According to Martino, while there may have been a deal to be made two to three years ago, this is no longer the case today.
"The overall lesson is that, with two wild cards and so much parity across baseball, it is hard to find sellers willing to part with superstars," he writes. "So the Mets’ expectations have changed, and they are no longer anticipating that one big move. Such a trade is still possible, but increasingly unlikely."
This model shouldn't be news to you, since I've talked about it a number of times, as recently as last month, writing, "The way I understand it, Alderson’s dream team will come to fruition because of a dominant, consistent, home-grown starting rotation, a financially-flexible, strike-out bullpen and disciplined, selective hitting with above-average power.This is not new.
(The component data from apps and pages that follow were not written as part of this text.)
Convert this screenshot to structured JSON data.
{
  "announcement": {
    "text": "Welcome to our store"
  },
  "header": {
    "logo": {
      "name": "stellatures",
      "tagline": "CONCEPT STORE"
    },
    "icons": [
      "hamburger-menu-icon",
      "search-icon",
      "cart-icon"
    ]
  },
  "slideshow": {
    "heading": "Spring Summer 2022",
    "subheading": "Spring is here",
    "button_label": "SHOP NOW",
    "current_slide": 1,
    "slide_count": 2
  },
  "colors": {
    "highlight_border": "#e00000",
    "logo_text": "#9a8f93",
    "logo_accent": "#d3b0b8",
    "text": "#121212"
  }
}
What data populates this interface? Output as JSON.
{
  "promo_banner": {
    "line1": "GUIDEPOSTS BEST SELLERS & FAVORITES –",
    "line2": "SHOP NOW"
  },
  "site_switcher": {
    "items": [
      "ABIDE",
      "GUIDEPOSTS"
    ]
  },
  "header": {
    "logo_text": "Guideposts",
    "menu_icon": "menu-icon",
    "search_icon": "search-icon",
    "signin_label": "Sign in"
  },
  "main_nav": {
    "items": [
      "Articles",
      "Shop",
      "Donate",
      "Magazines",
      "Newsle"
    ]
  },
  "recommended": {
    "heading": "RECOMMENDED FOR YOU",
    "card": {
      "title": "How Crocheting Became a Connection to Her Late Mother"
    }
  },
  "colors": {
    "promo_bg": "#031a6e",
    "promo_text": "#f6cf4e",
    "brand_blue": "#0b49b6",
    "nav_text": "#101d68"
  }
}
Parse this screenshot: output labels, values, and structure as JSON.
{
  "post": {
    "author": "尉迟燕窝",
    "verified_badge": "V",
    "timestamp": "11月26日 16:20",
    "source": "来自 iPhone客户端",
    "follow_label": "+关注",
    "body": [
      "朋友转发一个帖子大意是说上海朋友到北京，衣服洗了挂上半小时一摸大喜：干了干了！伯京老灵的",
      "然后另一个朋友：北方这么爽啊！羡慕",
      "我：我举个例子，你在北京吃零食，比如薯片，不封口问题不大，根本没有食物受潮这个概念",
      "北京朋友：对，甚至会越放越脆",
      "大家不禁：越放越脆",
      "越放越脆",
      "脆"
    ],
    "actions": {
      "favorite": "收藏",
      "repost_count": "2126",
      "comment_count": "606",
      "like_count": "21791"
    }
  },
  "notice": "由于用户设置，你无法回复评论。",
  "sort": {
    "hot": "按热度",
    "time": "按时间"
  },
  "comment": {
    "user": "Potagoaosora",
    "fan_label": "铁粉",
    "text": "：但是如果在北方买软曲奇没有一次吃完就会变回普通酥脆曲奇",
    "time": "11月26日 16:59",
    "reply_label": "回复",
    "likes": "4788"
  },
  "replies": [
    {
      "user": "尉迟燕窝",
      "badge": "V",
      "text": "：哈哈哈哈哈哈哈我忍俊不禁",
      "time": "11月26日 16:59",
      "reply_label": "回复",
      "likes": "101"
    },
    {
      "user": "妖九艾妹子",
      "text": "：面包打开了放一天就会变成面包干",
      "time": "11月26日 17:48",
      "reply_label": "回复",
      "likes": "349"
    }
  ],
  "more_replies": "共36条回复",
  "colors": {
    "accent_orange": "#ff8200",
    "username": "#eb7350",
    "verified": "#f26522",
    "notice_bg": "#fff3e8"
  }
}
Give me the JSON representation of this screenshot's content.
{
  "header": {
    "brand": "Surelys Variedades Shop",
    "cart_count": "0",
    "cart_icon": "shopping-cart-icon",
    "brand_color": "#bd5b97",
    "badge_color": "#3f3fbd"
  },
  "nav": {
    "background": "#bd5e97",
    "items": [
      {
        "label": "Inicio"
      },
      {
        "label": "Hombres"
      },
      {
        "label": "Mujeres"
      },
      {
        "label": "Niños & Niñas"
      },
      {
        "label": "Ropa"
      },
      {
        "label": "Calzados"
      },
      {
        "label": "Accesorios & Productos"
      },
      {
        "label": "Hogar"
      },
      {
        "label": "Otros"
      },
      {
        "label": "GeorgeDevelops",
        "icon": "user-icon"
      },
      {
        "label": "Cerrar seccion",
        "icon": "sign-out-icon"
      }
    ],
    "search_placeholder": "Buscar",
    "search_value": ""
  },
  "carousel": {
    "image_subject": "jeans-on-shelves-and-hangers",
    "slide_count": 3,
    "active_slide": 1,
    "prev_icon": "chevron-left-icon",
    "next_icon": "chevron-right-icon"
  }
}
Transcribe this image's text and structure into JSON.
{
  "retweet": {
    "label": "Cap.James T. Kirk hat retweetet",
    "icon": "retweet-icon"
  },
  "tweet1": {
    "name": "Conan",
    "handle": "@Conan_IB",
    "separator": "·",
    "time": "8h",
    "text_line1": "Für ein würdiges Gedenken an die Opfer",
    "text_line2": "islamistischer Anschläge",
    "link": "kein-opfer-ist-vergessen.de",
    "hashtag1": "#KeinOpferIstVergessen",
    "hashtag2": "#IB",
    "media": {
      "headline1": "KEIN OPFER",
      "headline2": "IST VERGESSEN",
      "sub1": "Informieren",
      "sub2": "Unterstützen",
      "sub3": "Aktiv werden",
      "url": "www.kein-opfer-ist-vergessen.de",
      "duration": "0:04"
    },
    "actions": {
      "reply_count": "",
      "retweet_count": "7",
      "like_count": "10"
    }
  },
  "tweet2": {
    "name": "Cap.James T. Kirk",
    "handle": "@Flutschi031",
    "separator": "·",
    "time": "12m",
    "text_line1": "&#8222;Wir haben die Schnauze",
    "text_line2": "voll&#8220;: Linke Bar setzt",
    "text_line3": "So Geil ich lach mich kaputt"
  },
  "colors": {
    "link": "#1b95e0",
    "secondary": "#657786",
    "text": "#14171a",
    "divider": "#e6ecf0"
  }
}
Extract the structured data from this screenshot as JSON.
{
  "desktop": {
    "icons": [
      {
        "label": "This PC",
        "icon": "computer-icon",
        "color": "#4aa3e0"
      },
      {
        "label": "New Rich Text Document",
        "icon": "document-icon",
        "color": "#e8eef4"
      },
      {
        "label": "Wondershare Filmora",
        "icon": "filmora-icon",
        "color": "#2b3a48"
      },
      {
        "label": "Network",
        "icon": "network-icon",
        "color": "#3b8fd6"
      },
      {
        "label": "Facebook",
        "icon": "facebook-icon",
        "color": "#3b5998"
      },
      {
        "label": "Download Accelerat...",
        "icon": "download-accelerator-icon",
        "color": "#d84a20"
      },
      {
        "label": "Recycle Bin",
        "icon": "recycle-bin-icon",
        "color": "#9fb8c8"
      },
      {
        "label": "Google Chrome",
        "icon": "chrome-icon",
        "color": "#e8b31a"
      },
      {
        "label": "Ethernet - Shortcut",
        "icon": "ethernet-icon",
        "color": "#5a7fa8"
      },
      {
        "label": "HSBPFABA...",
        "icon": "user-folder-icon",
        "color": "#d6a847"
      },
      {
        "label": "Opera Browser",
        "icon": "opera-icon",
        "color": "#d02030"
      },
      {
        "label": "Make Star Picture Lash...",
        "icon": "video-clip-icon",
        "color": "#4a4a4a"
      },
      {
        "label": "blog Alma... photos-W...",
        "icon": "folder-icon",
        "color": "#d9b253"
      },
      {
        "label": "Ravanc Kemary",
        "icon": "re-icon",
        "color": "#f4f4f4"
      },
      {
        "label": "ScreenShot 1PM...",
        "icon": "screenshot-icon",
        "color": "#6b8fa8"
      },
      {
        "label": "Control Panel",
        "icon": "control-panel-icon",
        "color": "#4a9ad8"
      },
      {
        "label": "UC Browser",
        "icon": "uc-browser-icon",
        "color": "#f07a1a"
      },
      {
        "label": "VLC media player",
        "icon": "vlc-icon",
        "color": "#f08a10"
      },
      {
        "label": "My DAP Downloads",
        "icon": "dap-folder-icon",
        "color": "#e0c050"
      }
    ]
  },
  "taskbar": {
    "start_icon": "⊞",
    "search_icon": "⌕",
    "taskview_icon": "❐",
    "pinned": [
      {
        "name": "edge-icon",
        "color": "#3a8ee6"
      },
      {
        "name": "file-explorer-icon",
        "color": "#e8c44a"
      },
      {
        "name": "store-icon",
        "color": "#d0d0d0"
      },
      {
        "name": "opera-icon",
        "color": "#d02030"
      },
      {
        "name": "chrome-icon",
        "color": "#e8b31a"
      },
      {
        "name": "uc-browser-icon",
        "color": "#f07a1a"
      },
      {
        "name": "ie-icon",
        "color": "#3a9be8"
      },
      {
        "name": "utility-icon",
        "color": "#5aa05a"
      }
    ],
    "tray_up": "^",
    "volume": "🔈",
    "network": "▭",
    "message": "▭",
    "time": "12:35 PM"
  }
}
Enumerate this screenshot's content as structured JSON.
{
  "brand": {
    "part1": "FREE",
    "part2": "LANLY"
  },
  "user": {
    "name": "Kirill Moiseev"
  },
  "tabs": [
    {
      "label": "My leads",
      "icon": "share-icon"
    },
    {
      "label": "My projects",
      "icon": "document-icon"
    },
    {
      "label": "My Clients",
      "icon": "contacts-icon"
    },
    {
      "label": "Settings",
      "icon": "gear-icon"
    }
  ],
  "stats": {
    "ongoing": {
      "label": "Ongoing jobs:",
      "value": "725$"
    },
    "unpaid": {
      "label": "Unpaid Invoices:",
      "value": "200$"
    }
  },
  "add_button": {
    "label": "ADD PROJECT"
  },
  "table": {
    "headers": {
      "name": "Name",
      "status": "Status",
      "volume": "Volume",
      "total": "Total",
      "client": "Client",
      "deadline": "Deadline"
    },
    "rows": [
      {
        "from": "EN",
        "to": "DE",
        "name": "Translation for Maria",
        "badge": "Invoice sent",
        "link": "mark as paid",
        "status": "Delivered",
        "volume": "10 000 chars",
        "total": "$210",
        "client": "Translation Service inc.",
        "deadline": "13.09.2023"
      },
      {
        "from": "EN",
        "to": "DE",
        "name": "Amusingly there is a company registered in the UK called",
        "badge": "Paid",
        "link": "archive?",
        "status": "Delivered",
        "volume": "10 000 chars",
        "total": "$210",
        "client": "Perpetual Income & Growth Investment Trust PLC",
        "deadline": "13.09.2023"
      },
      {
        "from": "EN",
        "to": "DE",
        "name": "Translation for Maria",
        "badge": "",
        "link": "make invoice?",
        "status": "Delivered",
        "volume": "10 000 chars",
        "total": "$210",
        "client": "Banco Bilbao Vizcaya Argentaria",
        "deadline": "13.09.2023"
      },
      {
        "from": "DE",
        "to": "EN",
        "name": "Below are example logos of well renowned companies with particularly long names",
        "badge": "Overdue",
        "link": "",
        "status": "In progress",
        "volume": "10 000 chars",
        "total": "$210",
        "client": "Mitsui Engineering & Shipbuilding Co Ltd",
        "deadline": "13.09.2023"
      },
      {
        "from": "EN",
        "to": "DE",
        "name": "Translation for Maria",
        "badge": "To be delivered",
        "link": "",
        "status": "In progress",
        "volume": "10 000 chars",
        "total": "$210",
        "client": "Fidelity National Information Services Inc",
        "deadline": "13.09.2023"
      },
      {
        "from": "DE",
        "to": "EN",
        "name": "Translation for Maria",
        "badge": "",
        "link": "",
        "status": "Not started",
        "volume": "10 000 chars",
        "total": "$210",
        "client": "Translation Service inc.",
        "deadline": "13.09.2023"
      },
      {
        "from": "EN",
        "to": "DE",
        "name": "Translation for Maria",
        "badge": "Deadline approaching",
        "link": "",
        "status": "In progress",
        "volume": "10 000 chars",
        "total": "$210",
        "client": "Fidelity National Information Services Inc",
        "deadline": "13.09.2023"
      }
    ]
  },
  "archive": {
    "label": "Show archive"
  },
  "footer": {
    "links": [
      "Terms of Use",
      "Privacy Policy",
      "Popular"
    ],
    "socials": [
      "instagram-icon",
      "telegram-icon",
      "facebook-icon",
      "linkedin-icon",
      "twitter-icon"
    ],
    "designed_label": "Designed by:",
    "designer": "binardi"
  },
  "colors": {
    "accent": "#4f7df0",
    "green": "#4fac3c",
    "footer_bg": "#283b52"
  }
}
The Giants, Cardinals, A’s and Rays consistently win with a similar approach. Their pitching and farm systems are the backbones of their success, all while they shuffle hitters in, out and around two or three mainstays."
In regards to Stanton, friends in Miami say he's 100 percent off the market right now. The Marlins are winning, their pitching is thriving and they're on the verge of yet another over-spend, tear-down, rebuild-and-win cycle. Stanton may be available this winter, but it will cost a Zack Wheeler, pitching prospects and at least one promising hitter, think C Kevin Plawecki.
I believe the Mets have the goods to get Rockies OF Carlos Gonzalez, who is due roughly $60 million through 2017. However, the Rockies will look to get the best talent back, they're not interested in just cutting payroll. The thing is, Gonzalez is injured, often, and there will always be questions surrounding him about how his numbers will translate playing 81 games at Citi Field, though it helps that he hits left-handed.